Caltha palustris: "The leaves and stem are collected early, before they flower in the summer. They are boiled, changing the water two or three times to leach out toxic chemicals, including protoanemonin before eating." [Jernigan EYK] " In its raw state, marsh marigold is a toxic plant, due to the presence of protoanemonin. In this area it is dried or lactofermented before use." "Protoanemonin is broken down by drying and long cooking [43,44]. In the study area, the plant is either dried and then used like other wild greens, or it is lacto-fermented after the initial blanching. The dried specimens of marsh marigolds we ate had no bitterness even prior to cooking. Further studies are needed to establish if the local population of marsh marigolds is a low-protoanemonin form easier to prepare as food than the European Caltha. For example, one of the authors’ (ŁŁ) unpublished experiments show that C. palustris from Poland needs one to two hours of cooking to get rid of the bitterness caused by protoanemonin." [Kang et al., 2014]

"Clematis contains acrid, toxic compounds.... Rafinesque (1830) noted: “Bark and blossoms acrid, raising blisters on the skin; a corrosive poison internally, loses the virulence by cooking.” The French (herbe aux gueux) and Spanish (hierba de los pordioseros) names referring to beggars are a reference to their past use to irritate the skin to simulate sores and induce sympathy from potential donors (Bown 1995). Ingestion of any part of extracts may cause vomiting of blood, severe diarrhea, and convulsions (Foster and Duke 1990)." [Daniel F. Austin]

Pulsatilla Sp, "Pulsatilla is considered specific for painful or inflammatory reproductive conditions, including dysmenorrhea... Its sedative action is beneficial when there is nervous tension causing or accompanying dysmenorrhea, and it also exerts pronounced effects on uterine pain.... No pharmacologic or clinical trials were identified on this herb. Only the dried herb is used. Fresh plant contains an irritating component, protoanemonin.... This plant is teratogenic and abortifacient in cattle, and should not be used during pregnancy." [BMWH]

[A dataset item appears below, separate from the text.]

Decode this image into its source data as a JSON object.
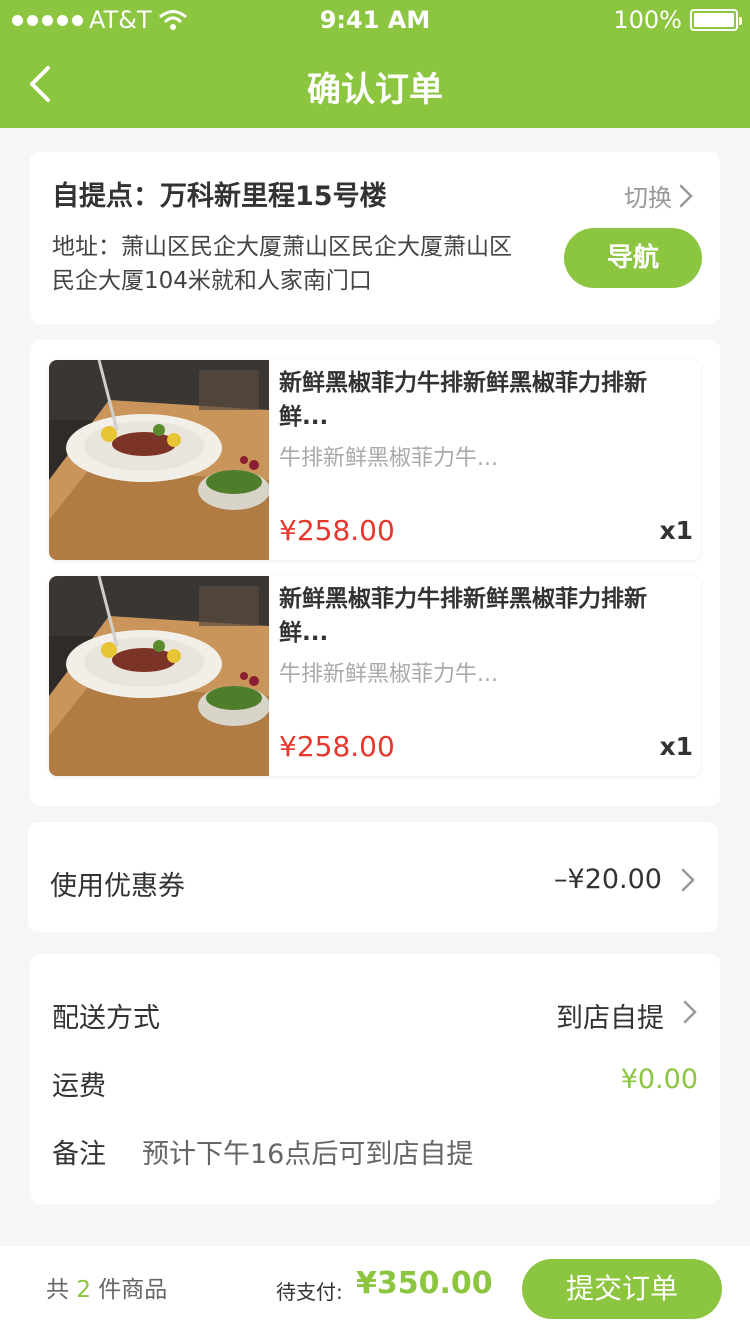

Pulsatilla pratensis - Pasque Flower; Whole plant used fresh to prevent migrane. 0.2-0.6g daily dose. Aerial Parts used as a herbal antiseptic in the "...treatment of infections of the skin and skin structures" [Capasso PQR] Synonym of Anemone pratensis (2/3 confidence) [ThePlantList]

Pulsatilla vulgaris: " Fresh pulsatilla is poisonous because of the toxic volatile oil component, protoanemonin. Protoanemonin rapidly degrades to the non-toxic anemonin. Inhalation of vapour from the volatile oil may cause irritation of the nasal mucosa and conjunctiva.... External contact with the fresh plant should be avoided. The toxic principle, protoanemonin, rapidly degrades to the non-toxic anemonin during drying of the plant material. " [HerbalMed3]

Ranunculus Sp.; "It [protoanemonin] may be removed from the plants by thorough cooking. If any acid taste remains, spit out the mouthful, and recook the plants in fresh water." [Kirk WEP]

Ranunculus bulbosa; "Studies of Ranunculus bulbosus have reported signifcant antimicrobial properties for protoanemonin (a lactone), particularly against various Streptococcus bacteria. It is of particular interest that the antimicrobial effect could be enhanced by combination with various conventional antibiotic drugs. Tis activity was linked to the ability of protoanemonin to penetrate the microbes’ cell walls, thereby facilitating the entry of the antibiotic, with a resultant enhancement of its efficacy (Didry 1993)." [Cheryll Williams] "R. bulbosus (also an Old World native) is one of the best in providing edible roots. Early western settlers pickled the young flowers.... It has been reported by some authors that the bulbs of R. bulbosus which have wintered over are mild enough to eat raw in the spring, but this is probably risky." [Kirk WEP]

Related Compounds


Page last modified on Saturday, January 1, 2022 10:25 AM